━━ GIVEN RECORDS ━━
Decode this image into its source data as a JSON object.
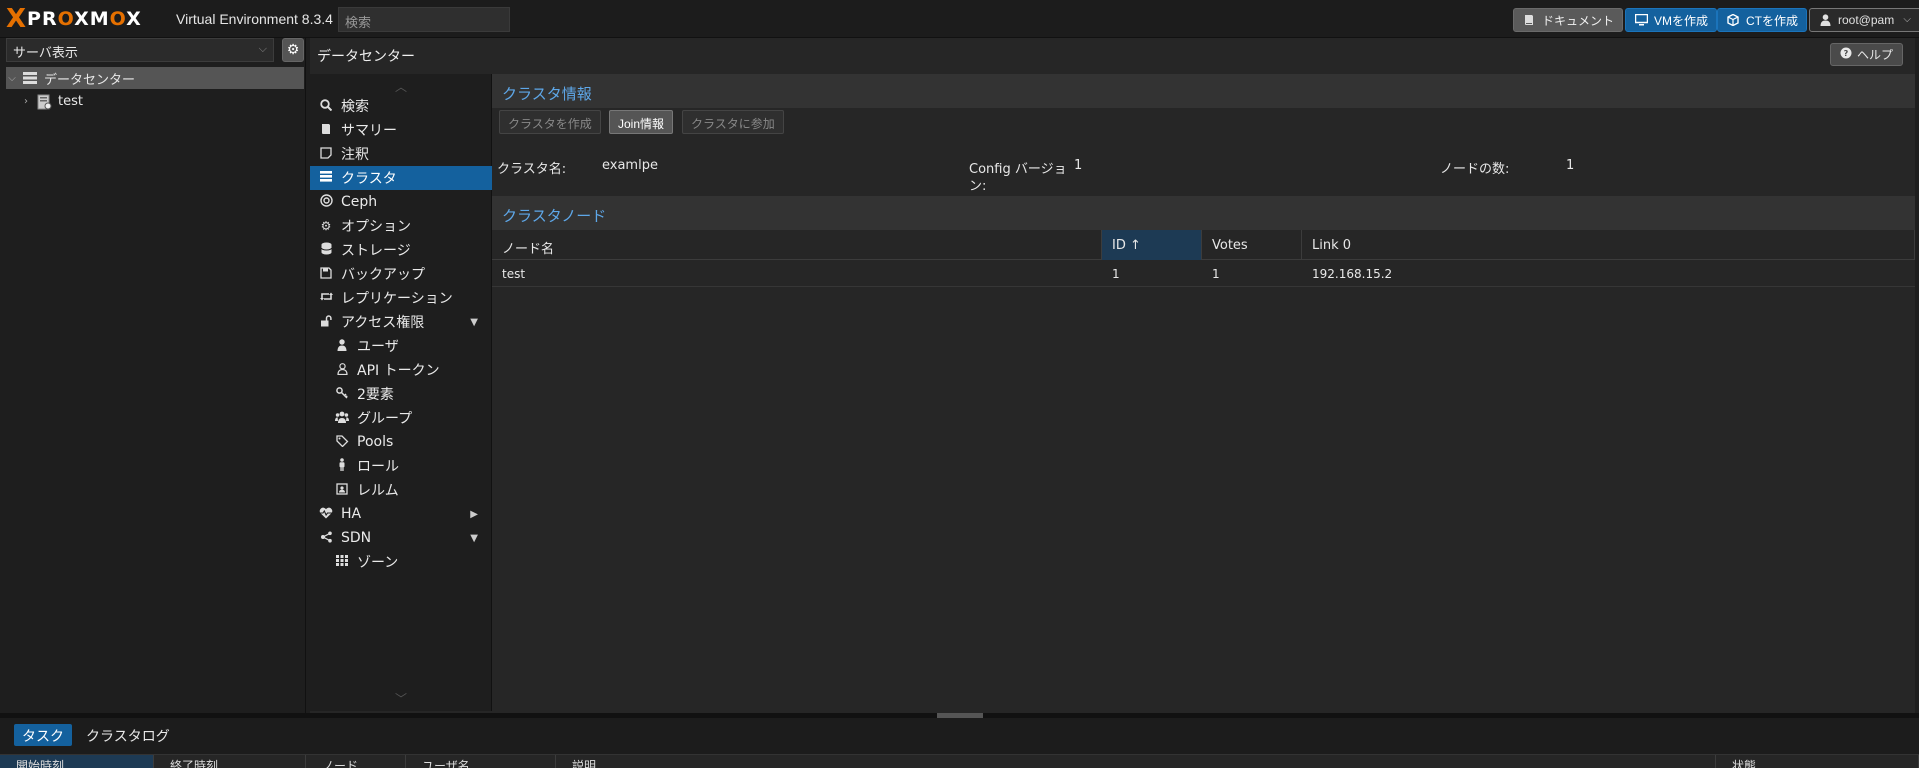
{
  "header": {
    "logo_x": "X",
    "logo_text_1": "PR",
    "logo_text_o": "O",
    "logo_text_2": "XM",
    "logo_text_o2": "O",
    "logo_text_3": "X",
    "version": "Virtual Environment 8.3.4",
    "search_placeholder": "検索",
    "docs_label": "ドキュメント",
    "create_vm_label": "VMを作成",
    "create_ct_label": "CTを作成",
    "user_label": "root@pam"
  },
  "resource_tree": {
    "view_label": "サーバ表示",
    "items": [
      {
        "label": "データセンター",
        "icon": "datacenter-icon",
        "selected": true
      },
      {
        "label": "test",
        "icon": "server-icon",
        "selected": false
      }
    ]
  },
  "content": {
    "title": "データセンター",
    "help_label": "ヘルプ"
  },
  "menu": {
    "items": [
      {
        "label": "検索",
        "icon": "search-icon"
      },
      {
        "label": "サマリー",
        "icon": "book-icon"
      },
      {
        "label": "注釈",
        "icon": "note-icon"
      },
      {
        "label": "クラスタ",
        "icon": "cluster-icon",
        "selected": true
      },
      {
        "label": "Ceph",
        "icon": "ceph-icon"
      },
      {
        "label": "オプション",
        "icon": "gear-icon"
      },
      {
        "label": "ストレージ",
        "icon": "database-icon"
      },
      {
        "label": "バックアップ",
        "icon": "floppy-icon"
      },
      {
        "label": "レプリケーション",
        "icon": "retweet-icon"
      },
      {
        "label": "アクセス権限",
        "icon": "unlock-icon",
        "expanded": true
      },
      {
        "label": "ユーザ",
        "icon": "user-icon",
        "sub": true
      },
      {
        "label": "API トークン",
        "icon": "user-outline-icon",
        "sub": true
      },
      {
        "label": "2要素",
        "icon": "key-icon",
        "sub": true
      },
      {
        "label": "グループ",
        "icon": "users-icon",
        "sub": true
      },
      {
        "label": "Pools",
        "icon": "tags-icon",
        "sub": true
      },
      {
        "label": "ロール",
        "icon": "male-icon",
        "sub": true
      },
      {
        "label": "レルム",
        "icon": "id-card-icon",
        "sub": true
      },
      {
        "label": "HA",
        "icon": "heartbeat-icon",
        "collapsed": true
      },
      {
        "label": "SDN",
        "icon": "sdn-icon",
        "expanded": true
      },
      {
        "label": "ゾーン",
        "icon": "grid-icon",
        "sub": true
      }
    ]
  },
  "cluster_info": {
    "title": "クラスタ情報",
    "create_button": "クラスタを作成",
    "join_info_button": "Join情報",
    "join_button": "クラスタに参加",
    "name_label": "クラスタ名:",
    "name_value": "examlpe",
    "config_label_1": "Config バージョ",
    "config_label_2": "ン:",
    "config_value": "1",
    "nodes_label": "ノードの数:",
    "nodes_value": "1"
  },
  "cluster_nodes": {
    "title": "クラスタノード",
    "columns": [
      "ノード名",
      "ID ↑",
      "Votes",
      "Link 0"
    ],
    "rows": [
      {
        "name": "test",
        "id": "1",
        "votes": "1",
        "link0": "192.168.15.2"
      }
    ]
  },
  "log_panel": {
    "tabs": [
      "タスク",
      "クラスタログ"
    ],
    "active_tab": 0,
    "columns": [
      "開始時刻",
      "終了時刻",
      "ノード",
      "ユーザ名",
      "説明",
      "状態"
    ]
  },
  "colors": {
    "accent_blue": "#14619e",
    "title_blue": "#5ea7e8",
    "logo_orange": "#e57000"
  }
}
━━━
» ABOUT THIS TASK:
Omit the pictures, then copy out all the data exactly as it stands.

» RESULT OF THIS TASK:
Decode this image into its source data as a JSON object.
{
  "header": {
    "logo_x": "X",
    "logo_text_1": "PR",
    "logo_text_o": "O",
    "logo_text_2": "XM",
    "logo_text_o2": "O",
    "logo_text_3": "X",
    "version": "Virtual Environment 8.3.4",
    "search_placeholder": "検索",
    "docs_label": "ドキュメント",
    "create_vm_label": "VMを作成",
    "create_ct_label": "CTを作成",
    "user_label": "root@pam"
  },
  "resource_tree": {
    "view_label": "サーバ表示",
    "items": [
      {
        "label": "データセンター",
        "icon": "datacenter-icon",
        "selected": true
      },
      {
        "label": "test",
        "icon": "server-icon",
        "selected": false
      }
    ]
  },
  "content": {
    "title": "データセンター",
    "help_label": "ヘルプ"
  },
  "menu": {
    "items": [
      {
        "label": "検索",
        "icon": "search-icon"
      },
      {
        "label": "サマリー",
        "icon": "book-icon"
      },
      {
        "label": "注釈",
        "icon": "note-icon"
      },
      {
        "label": "クラスタ",
        "icon": "cluster-icon",
        "selected": true
      },
      {
        "label": "Ceph",
        "icon": "ceph-icon"
      },
      {
        "label": "オプション",
        "icon": "gear-icon"
      },
      {
        "label": "ストレージ",
        "icon": "database-icon"
      },
      {
        "label": "バックアップ",
        "icon": "floppy-icon"
      },
      {
        "label": "レプリケーション",
        "icon": "retweet-icon"
      },
      {
        "label": "アクセス権限",
        "icon": "unlock-icon",
        "expanded": true
      },
      {
        "label": "ユーザ",
        "icon": "user-icon",
        "sub": true
      },
      {
        "label": "API トークン",
        "icon": "user-outline-icon",
        "sub": true
      },
      {
        "label": "2要素",
        "icon": "key-icon",
        "sub": true
      },
      {
        "label": "グループ",
        "icon": "users-icon",
        "sub": true
      },
      {
        "label": "Pools",
        "icon": "tags-icon",
        "sub": true
      },
      {
        "label": "ロール",
        "icon": "male-icon",
        "sub": true
      },
      {
        "label": "レルム",
        "icon": "id-card-icon",
        "sub": true
      },
      {
        "label": "HA",
        "icon": "heartbeat-icon",
        "collapsed": true
      },
      {
        "label": "SDN",
        "icon": "sdn-icon",
        "expanded": true
      },
      {
        "label": "ゾーン",
        "icon": "grid-icon",
        "sub": true
      }
    ]
  },
  "cluster_info": {
    "title": "クラスタ情報",
    "create_button": "クラスタを作成",
    "join_info_button": "Join情報",
    "join_button": "クラスタに参加",
    "name_label": "クラスタ名:",
    "name_value": "examlpe",
    "config_label_1": "Config バージョ",
    "config_label_2": "ン:",
    "config_value": "1",
    "nodes_label": "ノードの数:",
    "nodes_value": "1"
  },
  "cluster_nodes": {
    "title": "クラスタノード",
    "columns": [
      "ノード名",
      "ID ↑",
      "Votes",
      "Link 0"
    ],
    "rows": [
      {
        "name": "test",
        "id": "1",
        "votes": "1",
        "link0": "192.168.15.2"
      }
    ]
  },
  "log_panel": {
    "tabs": [
      "タスク",
      "クラスタログ"
    ],
    "active_tab": 0,
    "columns": [
      "開始時刻",
      "終了時刻",
      "ノード",
      "ユーザ名",
      "説明",
      "状態"
    ]
  },
  "colors": {
    "accent_blue": "#14619e",
    "title_blue": "#5ea7e8",
    "logo_orange": "#e57000"
  }
}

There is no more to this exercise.